The first thing you should do in order to protect yourself is see a doctor about your injuries as soon after your accident as possible. This is important for several reasons. First, obviously, your primary concern should be your physical well-being, and a car accident can cause injuries that may have long-term effects on your health, even if those injuries are not immediately obvious. Some injuries, especially to the neck and back, can have serious, lasting consequences for the accident victim's ability to perform normal activities without pain – even when those injuries don't show obvious signs until days after the accident occurs. It is extremely common for a car collision victim to think all is fine at the accident scene only to arrive home later, or wake up the next morning, to a worrisome array of symptoms.

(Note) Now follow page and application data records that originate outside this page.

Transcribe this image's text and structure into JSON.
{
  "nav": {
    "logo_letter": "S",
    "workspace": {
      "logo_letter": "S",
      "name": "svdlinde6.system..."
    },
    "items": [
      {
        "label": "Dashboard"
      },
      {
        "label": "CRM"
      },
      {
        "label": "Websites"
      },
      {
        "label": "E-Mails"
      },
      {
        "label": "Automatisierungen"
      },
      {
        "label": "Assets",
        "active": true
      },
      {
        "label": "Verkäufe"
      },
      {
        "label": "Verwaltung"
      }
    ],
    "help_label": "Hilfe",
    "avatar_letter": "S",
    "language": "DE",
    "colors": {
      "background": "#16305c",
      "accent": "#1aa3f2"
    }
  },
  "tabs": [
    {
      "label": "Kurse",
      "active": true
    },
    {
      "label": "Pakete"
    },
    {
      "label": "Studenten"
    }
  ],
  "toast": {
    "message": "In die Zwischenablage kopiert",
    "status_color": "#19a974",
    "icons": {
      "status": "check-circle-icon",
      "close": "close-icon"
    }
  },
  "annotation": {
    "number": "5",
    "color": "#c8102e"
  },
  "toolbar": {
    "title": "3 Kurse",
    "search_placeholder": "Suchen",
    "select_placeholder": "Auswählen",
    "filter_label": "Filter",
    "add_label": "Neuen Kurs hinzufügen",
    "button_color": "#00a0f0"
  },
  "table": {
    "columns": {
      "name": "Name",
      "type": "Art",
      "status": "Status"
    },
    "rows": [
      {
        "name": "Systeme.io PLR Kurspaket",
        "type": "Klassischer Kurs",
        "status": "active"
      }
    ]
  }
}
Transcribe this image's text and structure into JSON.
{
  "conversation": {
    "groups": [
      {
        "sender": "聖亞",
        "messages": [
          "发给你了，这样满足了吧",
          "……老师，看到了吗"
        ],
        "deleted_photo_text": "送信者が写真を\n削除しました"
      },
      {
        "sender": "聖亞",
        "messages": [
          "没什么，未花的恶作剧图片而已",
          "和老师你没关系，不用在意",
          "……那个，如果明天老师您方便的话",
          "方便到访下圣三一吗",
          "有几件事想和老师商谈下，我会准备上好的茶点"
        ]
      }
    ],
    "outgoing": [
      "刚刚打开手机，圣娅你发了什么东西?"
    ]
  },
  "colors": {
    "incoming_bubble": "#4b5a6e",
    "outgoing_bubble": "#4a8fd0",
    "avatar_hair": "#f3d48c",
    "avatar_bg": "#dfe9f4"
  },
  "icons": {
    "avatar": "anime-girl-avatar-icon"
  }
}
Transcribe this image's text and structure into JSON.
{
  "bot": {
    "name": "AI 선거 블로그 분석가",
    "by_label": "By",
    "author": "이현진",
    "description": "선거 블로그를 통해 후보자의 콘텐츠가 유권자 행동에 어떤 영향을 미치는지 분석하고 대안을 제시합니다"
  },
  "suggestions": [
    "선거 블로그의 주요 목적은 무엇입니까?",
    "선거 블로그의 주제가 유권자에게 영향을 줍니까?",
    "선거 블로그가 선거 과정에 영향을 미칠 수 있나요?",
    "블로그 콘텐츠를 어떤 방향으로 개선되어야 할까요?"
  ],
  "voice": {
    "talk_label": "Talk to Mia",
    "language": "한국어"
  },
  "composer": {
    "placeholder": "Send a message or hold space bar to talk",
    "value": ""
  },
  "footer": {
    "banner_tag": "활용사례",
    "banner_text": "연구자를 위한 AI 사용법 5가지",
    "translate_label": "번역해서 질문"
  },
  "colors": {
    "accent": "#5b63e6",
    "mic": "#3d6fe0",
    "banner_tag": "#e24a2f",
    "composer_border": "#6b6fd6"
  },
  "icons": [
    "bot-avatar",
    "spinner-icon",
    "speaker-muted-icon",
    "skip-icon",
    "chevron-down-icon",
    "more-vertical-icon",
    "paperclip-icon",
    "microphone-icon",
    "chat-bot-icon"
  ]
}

You should not only seek out an initial examination with your physician or at the emergency room, but pursue any follow-up or specialist care that your doctor or the emergency room doctor recommends, in order to monitor the progress of your injuries and find out if any latent damage makes itself known in the days or weeks following your accident.
Your health is not the only reason to seek medical attention as soon as possible after you have an accident, however. Getting prompt medical care is also an important way to protect yourself in dealing with your insurance company (and the insurance company for the driver who caused your injury). If you were to wait several days or weeks before seeking medical treatment, the insurer might argue that this proves your injuries weren't that serious, or were not related to the motor vehicle collision, and don't require substantial compensation. If a lengthy period of time passes between your accident and your initial doctor visit, the insurance company might raise the possibility that your injuries happened in some other way, after the accident took place. In some cases, there may even be a deadline for you to seek out medical treatment after your accident; if you wait too long before getting medical care, you might lose the right to receive reimbursement of the medical expenses you incur as a result of your treatment.
After you make an appointment with your doctor or get home from the emergency room, the next thing you may want to do is find a reputable, experienced personal injury attorney who you will feel comfortable working with. You may not need a lawyer for much more than answering a few questions about the more confusing points of no-fault accident law, and speaking with an attorney doesn't commit you to any particular legal course of action. Most personal injury attorneys offer free consultations. But when you're facing an insurance company with a fleet of lawyers on their side, and a claims adjuster whose job is to minimize the insurance company's payments, you may find yourself in need of an experienced professional who knows all the insurance company's tricks.
An experienced personal injury attorney can help take a lot of the pressure off your shoulders when you're still dealing with the aftermath of your accident. Evidence, in the form of witness statements, medical records, photographs of the accident scene, and other important data must be gathered in order to build the case you will present to the insurance company (and eventually, perhaps, to a jury) – and the sooner after an accident this evidence can be gathered, the easier and more complete it will be. Your attorney can also advise you about what to say – and what not to say – to your insurance company, and how to handle an “independent” medical evaluation (which most times is anything but) if your insurance company requires you to submit to an examination by one of their hired doctors. Because mandated coverage minimums for car insurance are so low, the amount of coverage available may not be enough to pay for all your medical bills; your attorney can tell you if there may be other negligent parties involved in your accident against whom you can file a claim for injury compensation. The best way to protect yourself is not to go it alone, and to get the advice of an experienced counselor to guide you through the personal injury claim process.
If you or a loved one have been injured in a serious accident, please contact me or call me at 908-233-5800 for a free consultation.